The Anschutz Family Foundation—the philanthropic nonprofit founded by Anschutz's parents and of which Philip Anschutz is chairman—has donated to anti-LGBT groups including the Alliance Defending Freedom, the National Christian Foundation, and the Family Research Council.

The FRC is described by the Southern Poverty Law Center (a nonprofit civil rights advocacy organization) as an extremist group for its "intention is to denigrate LGBT people." The group's campaigns include attempts to repeal same-sex marriage, hate crime laws, and reinstate the military's "Don't Ask, Don't Tell" policy.

AEG is the second largest live events company in the world, after Live Nation. Coachella— the annual California festival which announced this week that it's 2017 lineup includes Beyonce, Radiohead, and Kendrick Lamar—is produced by Goldenvoice, an AEG subsidiary since 2001.

Anschutz's conservative agenda has long been known. He owns the rightwing tabloid, the Washington Examiner, as well as the Weekly Standard, an influential conservative magazine. In 2009 Politico wrote about the reclusive billionaire's (Forbes estimates he is worth $12.1 billion) unassuming but vast influence within political circles.

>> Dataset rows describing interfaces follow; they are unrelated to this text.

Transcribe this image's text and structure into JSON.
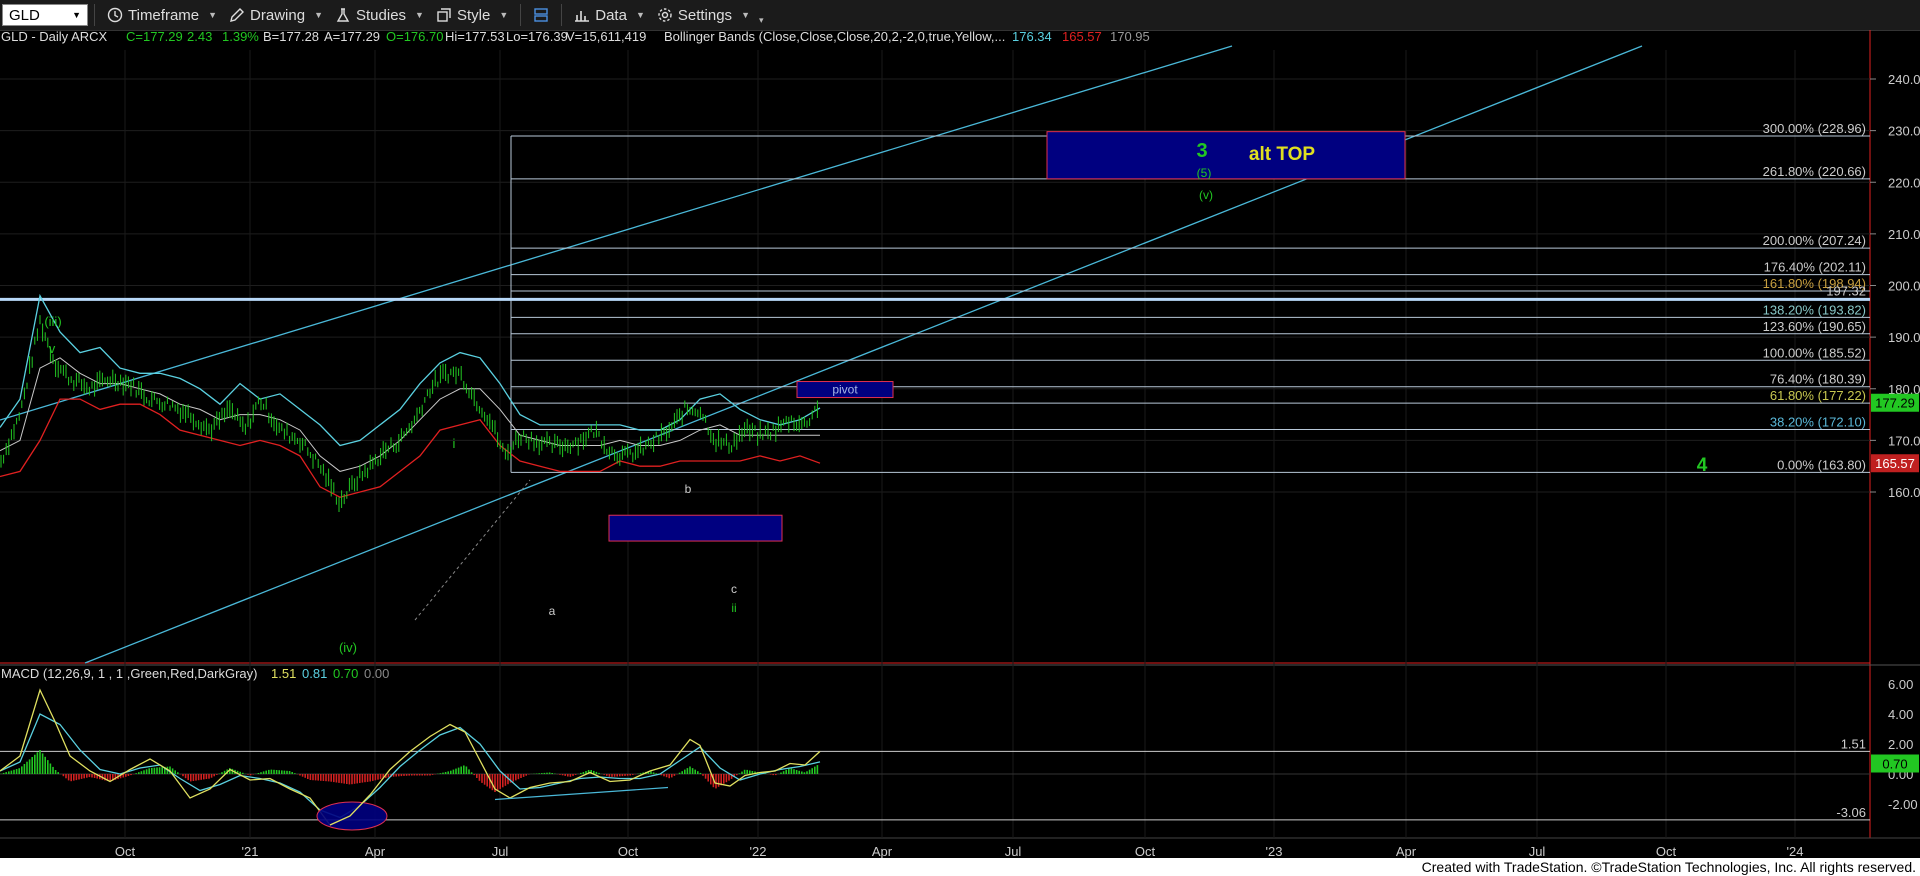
{
  "toolbar": {
    "symbol": "GLD",
    "timeframe": "Timeframe",
    "drawing": "Drawing",
    "studies": "Studies",
    "style": "Style",
    "data": "Data",
    "settings": "Settings"
  },
  "header": {
    "symbol": "GLD - Daily  ARCX",
    "close": "C=177.29",
    "change": "2.43",
    "change_pct": "1.39%",
    "bid": "B=177.28",
    "ask": "A=177.29",
    "open": "O=176.70",
    "high": "Hi=177.53",
    "low": "Lo=176.39",
    "volume": "V=15,611,419",
    "study": "Bollinger Bands (Close,Close,Close,20,2,-2,0,true,Yellow,...",
    "bb_upper": "176.34",
    "bb_lower": "165.57",
    "bb_mid": "170.95"
  },
  "macd_header": {
    "study": "MACD (12,26,9, 1 , 1 ,Green,Red,DarkGray)",
    "macd": "1.51",
    "signal": "0.81",
    "hist": "0.70",
    "zero": "0.00"
  },
  "footer": "Created with TradeStation. ©TradeStation Technologies, Inc. All rights reserved.",
  "colors": {
    "bb_upper": "#5ad0e0",
    "bb_lower": "#e02020",
    "bb_mid": "#c8c8c8",
    "price": "#22c722",
    "fib": "#b8c8d8",
    "channel": "#4ab8d8",
    "box": "#000080",
    "box_border": "#e03050"
  },
  "chart_data": {
    "type": "candlestick-with-indicators",
    "title": "GLD - Daily ARCX",
    "x_tick_labels": [
      "Oct",
      "'21",
      "Apr",
      "Jul",
      "Oct",
      "'22",
      "Apr",
      "Jul",
      "Oct",
      "'23",
      "Apr",
      "Jul",
      "Oct",
      "'24"
    ],
    "price_axis": {
      "range": [
        152,
        248
      ],
      "ticks": [
        160,
        170,
        180,
        190,
        200,
        210,
        220,
        230,
        240
      ]
    },
    "fib_levels": [
      {
        "label": "300.00% (228.96)",
        "value": 228.96
      },
      {
        "label": "261.80% (220.66)",
        "value": 220.66
      },
      {
        "label": "200.00% (207.24)",
        "value": 207.24
      },
      {
        "label": "176.40% (202.11)",
        "value": 202.11
      },
      {
        "label": "161.80% (198.94)",
        "value": 198.94
      },
      {
        "label": "138.20% (193.82)",
        "value": 193.82
      },
      {
        "label": "123.60% (190.65)",
        "value": 190.65
      },
      {
        "label": "100.00% (185.52)",
        "value": 185.52
      },
      {
        "label": "76.40% (180.39)",
        "value": 180.39
      },
      {
        "label": "61.80% (177.22)",
        "value": 177.22
      },
      {
        "label": "38.20% (172.10)",
        "value": 172.1
      },
      {
        "label": "0.00% (163.80)",
        "value": 163.8
      }
    ],
    "horizontal_line": {
      "label": "197.32",
      "value": 197.32
    },
    "price_tags": [
      {
        "label": "177.29",
        "value": 177.29
      },
      {
        "label": "165.57",
        "value": 165.57
      }
    ],
    "annotations": [
      "(iii)",
      "v",
      "(iv)",
      "i",
      "a",
      "b",
      "c",
      "ii",
      "3",
      "alt TOP",
      "(5)",
      "(v)",
      "4",
      "pivot"
    ],
    "macd_axis": {
      "range": [
        -4,
        7.5
      ],
      "ticks": [
        "6.00",
        "4.00",
        "2.00",
        "0.00",
        "-2.00"
      ]
    },
    "macd_levels": [
      {
        "label": "1.51",
        "value": 1.51
      },
      {
        "label": "-3.06",
        "value": -3.06
      }
    ],
    "macd_tag": "0.70",
    "price": [
      [
        0,
        165.5
      ],
      [
        20,
        175
      ],
      [
        40,
        193
      ],
      [
        55,
        185
      ],
      [
        70,
        182
      ],
      [
        90,
        180
      ],
      [
        110,
        182
      ],
      [
        130,
        181
      ],
      [
        150,
        178
      ],
      [
        170,
        177
      ],
      [
        190,
        175
      ],
      [
        210,
        172
      ],
      [
        230,
        176
      ],
      [
        245,
        172
      ],
      [
        260,
        178
      ],
      [
        280,
        172
      ],
      [
        300,
        170
      ],
      [
        320,
        165
      ],
      [
        340,
        158
      ],
      [
        355,
        162
      ],
      [
        370,
        165
      ],
      [
        385,
        168
      ],
      [
        400,
        170
      ],
      [
        415,
        174
      ],
      [
        430,
        180
      ],
      [
        445,
        183
      ],
      [
        460,
        183
      ],
      [
        475,
        178
      ],
      [
        490,
        174
      ],
      [
        505,
        167
      ],
      [
        520,
        171
      ],
      [
        535,
        170
      ],
      [
        550,
        169
      ],
      [
        565,
        169
      ],
      [
        580,
        170
      ],
      [
        595,
        172
      ],
      [
        610,
        168
      ],
      [
        625,
        167
      ],
      [
        640,
        168
      ],
      [
        655,
        170
      ],
      [
        670,
        172
      ],
      [
        685,
        176
      ],
      [
        700,
        176
      ],
      [
        715,
        170
      ],
      [
        730,
        169
      ],
      [
        745,
        172
      ],
      [
        760,
        171
      ],
      [
        775,
        172
      ],
      [
        790,
        174
      ],
      [
        805,
        173
      ],
      [
        815,
        176
      ],
      [
        820,
        177.3
      ]
    ],
    "bb_upper": [
      [
        0,
        172.5
      ],
      [
        20,
        178
      ],
      [
        40,
        198
      ],
      [
        60,
        191
      ],
      [
        80,
        187
      ],
      [
        100,
        188
      ],
      [
        120,
        184
      ],
      [
        140,
        183
      ],
      [
        160,
        183
      ],
      [
        180,
        182
      ],
      [
        200,
        180
      ],
      [
        220,
        177
      ],
      [
        240,
        181
      ],
      [
        260,
        178
      ],
      [
        280,
        179
      ],
      [
        300,
        176
      ],
      [
        320,
        173
      ],
      [
        340,
        169
      ],
      [
        360,
        170
      ],
      [
        380,
        173
      ],
      [
        400,
        176
      ],
      [
        420,
        181
      ],
      [
        440,
        185
      ],
      [
        460,
        187
      ],
      [
        480,
        186
      ],
      [
        500,
        181
      ],
      [
        520,
        175
      ],
      [
        540,
        173
      ],
      [
        560,
        173
      ],
      [
        580,
        173
      ],
      [
        600,
        173
      ],
      [
        620,
        173
      ],
      [
        640,
        172
      ],
      [
        660,
        172
      ],
      [
        680,
        174
      ],
      [
        700,
        178
      ],
      [
        720,
        179
      ],
      [
        740,
        176
      ],
      [
        760,
        174
      ],
      [
        780,
        173
      ],
      [
        800,
        174
      ],
      [
        820,
        176.3
      ]
    ],
    "bb_mid": [
      [
        0,
        168
      ],
      [
        20,
        170
      ],
      [
        40,
        184
      ],
      [
        60,
        186
      ],
      [
        80,
        183
      ],
      [
        100,
        181
      ],
      [
        120,
        181
      ],
      [
        140,
        180
      ],
      [
        160,
        179
      ],
      [
        180,
        177
      ],
      [
        200,
        176
      ],
      [
        220,
        174
      ],
      [
        240,
        175
      ],
      [
        260,
        175
      ],
      [
        280,
        174
      ],
      [
        300,
        172
      ],
      [
        320,
        167
      ],
      [
        340,
        164
      ],
      [
        360,
        165
      ],
      [
        380,
        167
      ],
      [
        400,
        170
      ],
      [
        420,
        174
      ],
      [
        440,
        178
      ],
      [
        460,
        180
      ],
      [
        480,
        180
      ],
      [
        500,
        176
      ],
      [
        520,
        171
      ],
      [
        540,
        170
      ],
      [
        560,
        169
      ],
      [
        580,
        169
      ],
      [
        600,
        169
      ],
      [
        620,
        170
      ],
      [
        640,
        169
      ],
      [
        660,
        169
      ],
      [
        680,
        170
      ],
      [
        700,
        172
      ],
      [
        720,
        173
      ],
      [
        740,
        171
      ],
      [
        760,
        171
      ],
      [
        780,
        171
      ],
      [
        800,
        171
      ],
      [
        820,
        171
      ]
    ],
    "bb_lower": [
      [
        0,
        163
      ],
      [
        20,
        164
      ],
      [
        40,
        170
      ],
      [
        60,
        178
      ],
      [
        80,
        178
      ],
      [
        100,
        176
      ],
      [
        120,
        177
      ],
      [
        140,
        177
      ],
      [
        160,
        175
      ],
      [
        180,
        172
      ],
      [
        200,
        171
      ],
      [
        220,
        170
      ],
      [
        240,
        169
      ],
      [
        260,
        170
      ],
      [
        280,
        169
      ],
      [
        300,
        167
      ],
      [
        320,
        161
      ],
      [
        340,
        159
      ],
      [
        360,
        160
      ],
      [
        380,
        161
      ],
      [
        400,
        164
      ],
      [
        420,
        167
      ],
      [
        440,
        172
      ],
      [
        460,
        173
      ],
      [
        480,
        174
      ],
      [
        500,
        169
      ],
      [
        520,
        166
      ],
      [
        540,
        165
      ],
      [
        560,
        164
      ],
      [
        580,
        164
      ],
      [
        600,
        164
      ],
      [
        620,
        166
      ],
      [
        640,
        165
      ],
      [
        660,
        165
      ],
      [
        680,
        166
      ],
      [
        700,
        166
      ],
      [
        720,
        166
      ],
      [
        740,
        166
      ],
      [
        760,
        167
      ],
      [
        780,
        166
      ],
      [
        800,
        167
      ],
      [
        820,
        165.57
      ]
    ],
    "macd_line": [
      [
        0,
        0.2
      ],
      [
        20,
        1.2
      ],
      [
        40,
        5.6
      ],
      [
        55,
        3.5
      ],
      [
        70,
        1.2
      ],
      [
        90,
        0.2
      ],
      [
        110,
        -0.5
      ],
      [
        130,
        0.3
      ],
      [
        150,
        1.0
      ],
      [
        170,
        0.2
      ],
      [
        190,
        -1.6
      ],
      [
        210,
        -1.0
      ],
      [
        230,
        0.3
      ],
      [
        250,
        -0.4
      ],
      [
        270,
        -0.3
      ],
      [
        290,
        -1.0
      ],
      [
        310,
        -1.6
      ],
      [
        330,
        -3.4
      ],
      [
        350,
        -2.8
      ],
      [
        370,
        -1.4
      ],
      [
        390,
        0.3
      ],
      [
        410,
        1.5
      ],
      [
        430,
        2.5
      ],
      [
        450,
        3.3
      ],
      [
        465,
        2.8
      ],
      [
        480,
        0.9
      ],
      [
        495,
        -1.0
      ],
      [
        510,
        -1.6
      ],
      [
        530,
        -0.9
      ],
      [
        550,
        -0.6
      ],
      [
        570,
        -0.5
      ],
      [
        590,
        0.1
      ],
      [
        610,
        -0.5
      ],
      [
        630,
        -0.4
      ],
      [
        650,
        0.2
      ],
      [
        670,
        0.6
      ],
      [
        690,
        2.3
      ],
      [
        700,
        1.9
      ],
      [
        715,
        -0.6
      ],
      [
        730,
        -0.8
      ],
      [
        745,
        -0.1
      ],
      [
        760,
        0.1
      ],
      [
        775,
        0.2
      ],
      [
        790,
        0.7
      ],
      [
        805,
        0.6
      ],
      [
        820,
        1.51
      ]
    ],
    "macd_signal": [
      [
        0,
        0.2
      ],
      [
        20,
        0.8
      ],
      [
        40,
        4.0
      ],
      [
        60,
        3.3
      ],
      [
        80,
        1.6
      ],
      [
        100,
        0.3
      ],
      [
        120,
        0.0
      ],
      [
        140,
        0.4
      ],
      [
        160,
        0.6
      ],
      [
        180,
        -0.3
      ],
      [
        200,
        -1.1
      ],
      [
        220,
        -0.7
      ],
      [
        240,
        -0.1
      ],
      [
        260,
        -0.3
      ],
      [
        280,
        -0.6
      ],
      [
        300,
        -1.2
      ],
      [
        320,
        -2.4
      ],
      [
        340,
        -2.9
      ],
      [
        360,
        -2.1
      ],
      [
        380,
        -0.9
      ],
      [
        400,
        0.5
      ],
      [
        420,
        1.6
      ],
      [
        440,
        2.6
      ],
      [
        460,
        3.1
      ],
      [
        480,
        2.0
      ],
      [
        500,
        0.2
      ],
      [
        520,
        -1.0
      ],
      [
        540,
        -0.9
      ],
      [
        560,
        -0.6
      ],
      [
        580,
        -0.3
      ],
      [
        600,
        -0.2
      ],
      [
        620,
        -0.3
      ],
      [
        640,
        -0.3
      ],
      [
        660,
        0.0
      ],
      [
        680,
        0.9
      ],
      [
        700,
        1.8
      ],
      [
        720,
        0.4
      ],
      [
        740,
        -0.4
      ],
      [
        760,
        0.0
      ],
      [
        780,
        0.3
      ],
      [
        800,
        0.5
      ],
      [
        820,
        0.81
      ]
    ],
    "macd_hist": [
      [
        0,
        0.0
      ],
      [
        20,
        0.4
      ],
      [
        40,
        1.6
      ],
      [
        55,
        0.3
      ],
      [
        70,
        -0.5
      ],
      [
        90,
        -0.2
      ],
      [
        110,
        -0.5
      ],
      [
        130,
        -0.1
      ],
      [
        150,
        0.4
      ],
      [
        170,
        0.5
      ],
      [
        190,
        -0.5
      ],
      [
        210,
        -0.3
      ],
      [
        230,
        0.4
      ],
      [
        250,
        -0.1
      ],
      [
        270,
        0.3
      ],
      [
        290,
        0.2
      ],
      [
        310,
        -0.4
      ],
      [
        330,
        -0.5
      ],
      [
        350,
        -0.7
      ],
      [
        370,
        -0.5
      ],
      [
        390,
        -0.2
      ],
      [
        410,
        -0.1
      ],
      [
        430,
        -0.1
      ],
      [
        450,
        0.2
      ],
      [
        465,
        0.6
      ],
      [
        480,
        -0.5
      ],
      [
        495,
        -1.2
      ],
      [
        510,
        -0.6
      ],
      [
        530,
        0.0
      ],
      [
        550,
        0.1
      ],
      [
        570,
        -0.2
      ],
      [
        590,
        0.3
      ],
      [
        610,
        -0.2
      ],
      [
        630,
        -0.1
      ],
      [
        650,
        0.2
      ],
      [
        670,
        -0.3
      ],
      [
        690,
        0.5
      ],
      [
        700,
        0.1
      ],
      [
        715,
        -1.0
      ],
      [
        730,
        -0.4
      ],
      [
        745,
        0.3
      ],
      [
        760,
        0.1
      ],
      [
        775,
        -0.1
      ],
      [
        790,
        0.4
      ],
      [
        805,
        0.1
      ],
      [
        820,
        0.7
      ]
    ]
  }
}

In 2013 the New York Times reported that 77-year-old Anschutz attended a seminar hosted by the controversial billionaire libertarians, the Koch brothers, for "like-minded, wealthy political donors." Greenpeace also described Anschutz, who made his future in oil and gas in Colorado, as a "financier of climate science denial groups."